Suzuka was becoming the most exciting circuit in a Grand Prix season – a place where champions were decided and championships created or destroyed. 1989 was something like that. Ayrton Senna was defending his title, desperate to win at Honda’s home track, while Alain Prost was determined to take his 3rd world champion crown. It boiled down to race day where Senna was at pole – the 41st pole of his career. Prost was second on the grid, with Gerhard Berger and Nigel Mansell (both driving Ferraris) at 3rd and 4th.
The race started and shockingly, Prost made a quick and fast getaway, leaving Senna to follow in his wake. The McLarens shot off into the distance, extending the gap between them and Berger’s Ferrari. Mansell managed to find himself at 6th place, with Alessandro Nannini at 4th place. The order stayed stet for most of the race with Senna trying to reduce the gap between him and a fast-disappearing, confident, yet aggressive Prost.
Things changed after the pitstops. Senna on fresh tyres, gained over Prost, keeping him in his sights. Behind him, Berger had retired, pitting with technical issues. By lap 42, the distance between the two had reduced to 0.418s. Mansell meanwhile had a smoking Ferrari to deal with and finally pulled over to one side, with barely nine laps to go. Senna meanwhile was waiting for the right moment and attacked, at the corner after 130R. It was tight spot. Prost spotted Senna diving in, and blocked, refusing to give way. The two stalwarts, stubborn to the very end, collided, wheels locking and engines stalling, and stopped at the entrance to the partially blocked chicane escape road.
Prost got out.
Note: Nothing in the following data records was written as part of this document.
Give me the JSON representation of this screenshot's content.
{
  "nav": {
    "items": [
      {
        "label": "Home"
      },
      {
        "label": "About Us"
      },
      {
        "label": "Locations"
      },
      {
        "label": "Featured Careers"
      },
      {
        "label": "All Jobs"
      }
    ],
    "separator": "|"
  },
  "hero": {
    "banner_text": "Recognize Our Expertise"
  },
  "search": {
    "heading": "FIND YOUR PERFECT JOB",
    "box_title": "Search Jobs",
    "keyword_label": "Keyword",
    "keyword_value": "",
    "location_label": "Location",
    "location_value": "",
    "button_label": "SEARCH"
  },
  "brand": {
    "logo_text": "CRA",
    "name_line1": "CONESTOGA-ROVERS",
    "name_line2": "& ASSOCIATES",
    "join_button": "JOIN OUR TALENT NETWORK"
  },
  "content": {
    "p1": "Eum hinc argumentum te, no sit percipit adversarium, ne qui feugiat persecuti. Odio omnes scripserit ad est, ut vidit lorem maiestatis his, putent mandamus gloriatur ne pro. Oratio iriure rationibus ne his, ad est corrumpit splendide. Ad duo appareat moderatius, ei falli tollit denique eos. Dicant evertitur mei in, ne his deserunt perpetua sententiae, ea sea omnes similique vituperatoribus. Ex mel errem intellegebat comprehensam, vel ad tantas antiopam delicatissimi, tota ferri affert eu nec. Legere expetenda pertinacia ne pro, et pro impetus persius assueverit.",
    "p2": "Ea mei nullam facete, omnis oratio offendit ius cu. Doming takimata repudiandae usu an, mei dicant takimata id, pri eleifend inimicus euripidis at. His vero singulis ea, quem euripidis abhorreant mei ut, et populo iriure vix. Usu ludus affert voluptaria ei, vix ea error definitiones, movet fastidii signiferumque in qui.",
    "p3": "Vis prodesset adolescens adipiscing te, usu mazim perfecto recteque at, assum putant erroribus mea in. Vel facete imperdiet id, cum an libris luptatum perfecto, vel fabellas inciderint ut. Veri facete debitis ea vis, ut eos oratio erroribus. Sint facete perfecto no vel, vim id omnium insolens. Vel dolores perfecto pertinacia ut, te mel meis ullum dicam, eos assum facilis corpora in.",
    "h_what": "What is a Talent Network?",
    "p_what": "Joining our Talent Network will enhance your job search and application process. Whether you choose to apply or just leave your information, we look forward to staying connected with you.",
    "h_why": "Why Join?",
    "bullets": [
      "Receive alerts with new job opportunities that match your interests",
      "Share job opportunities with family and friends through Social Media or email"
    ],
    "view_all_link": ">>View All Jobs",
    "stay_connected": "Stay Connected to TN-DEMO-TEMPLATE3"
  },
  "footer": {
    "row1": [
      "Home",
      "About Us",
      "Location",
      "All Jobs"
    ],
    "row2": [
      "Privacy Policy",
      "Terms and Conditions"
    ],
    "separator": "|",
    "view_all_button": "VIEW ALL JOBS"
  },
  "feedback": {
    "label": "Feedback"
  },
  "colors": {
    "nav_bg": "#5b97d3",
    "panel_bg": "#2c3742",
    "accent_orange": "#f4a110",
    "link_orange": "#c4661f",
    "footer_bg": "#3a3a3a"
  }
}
But Senna gestured at the marshals asking them to push start him. The car started and Senna made it back out on to the circuit via the escape road. He pitted with barely five laps to go, for a nose cone change before going back out for a win. Prost walked back to the pits. There would be trouble, Murray Walker and James Hunt, the BBC commentators said. There would politics and trouble. Would Senna be disqualified? Or was his maneuver, the one where he joined back the race via the escape road, legal? The questions were forgotten temporarily, as Senna passed Nannini in an expert stroke, at that exact same place, going on to win the race.
Senna’s joy though was short-lived, as he received news that he had been disqualified, not as Murray Walker later said, for being push-started from a dangerous position, as that was a legal maneuver. He was disqualified for avoiding the chicane after getting started. Nannini took 1st place with Riccardo Patrese and Thierry Boutsen in the two Williams finishing 2nd and 3rd.
Alain Prost was crowned 1989 World Champion.
“To be very honest, you know, I was absolutely sure that I am going to win the race, or an accident like this. Because I knew he wanted to win the race absolutely. And you know the problem with that is he can’t accept not to win and he cant accept that somebody resist his overtaking maneuvour. And a lot of times, if you remember last year and this year, I opened the door, and if I did not open the door, we crash like this. And I said before the race if that happens, I don’t open the door any more. The way he drives is very good, I must say. It’s absolutely unbelievably quick. But for me he’s driving so hard. And if you have two drivers like this in Formula 1, you have an accident like this every race.”
– Alain Prost to BBC after winning the 1989 World Championship
The Ayrton Moment
1989 ended on a very different note, from when it had begun. The brewing Senna-Prost war had bubbled over many times. In so many ways, the confrontation and subsequent ugliness, at Suzuka had seemed some time in coming.
McLaren appealed Senna’s disqualification ruling. He had gained no competitive advantage after all. The team very clearly said in a statement that the appeal was about an incorrect ruling and not about Prost winning the championship. Things got worse at the FIA hearing in Paris later that week. Senna’s disqualification was upheld, yes, but an additional fine of $100,000 was imposed on him, as was a suspended six-month ban. They also called him a “dangerous driver”. FIA president Jean-Marie Balestre said he was convinced Senna was wrong. But Senna felt that there was a conspiracy. The Brazilian’s disqualification and fine is a matter of debate even today.
Adelaide, the last race of the season, came up on the racers. It was here that Senna said to the media
“…What happened in Suzuka was unfair, unrealistic and took place because the people who had the power decided to do so. Afterwards you wonder why you should do this on and on when you’re not being fairly treated. But racing is in blood and I know that the situation we face only motivates me deep inside to fight against it and prove what I’m doing has values. I will do here (Australia) exactly the same I’ve done all my life and drive the way I feel is right. If I have my licence taken away then probably the values that keep me going in Formula One will go with it, and I will not be in Formula One any more. But I refuse to walk away from a fight. That is my nature. I will fight to the end whatever happens, whatever the cost so that for once we can bring justice to our sport…I am a professional, but I am also a human being, and the values I have in my life are stronger than many other people’s desires to influence, or destroy those values.”
Article by Chitra Subramanyam
First published on www.ridingfastandflyinglow.com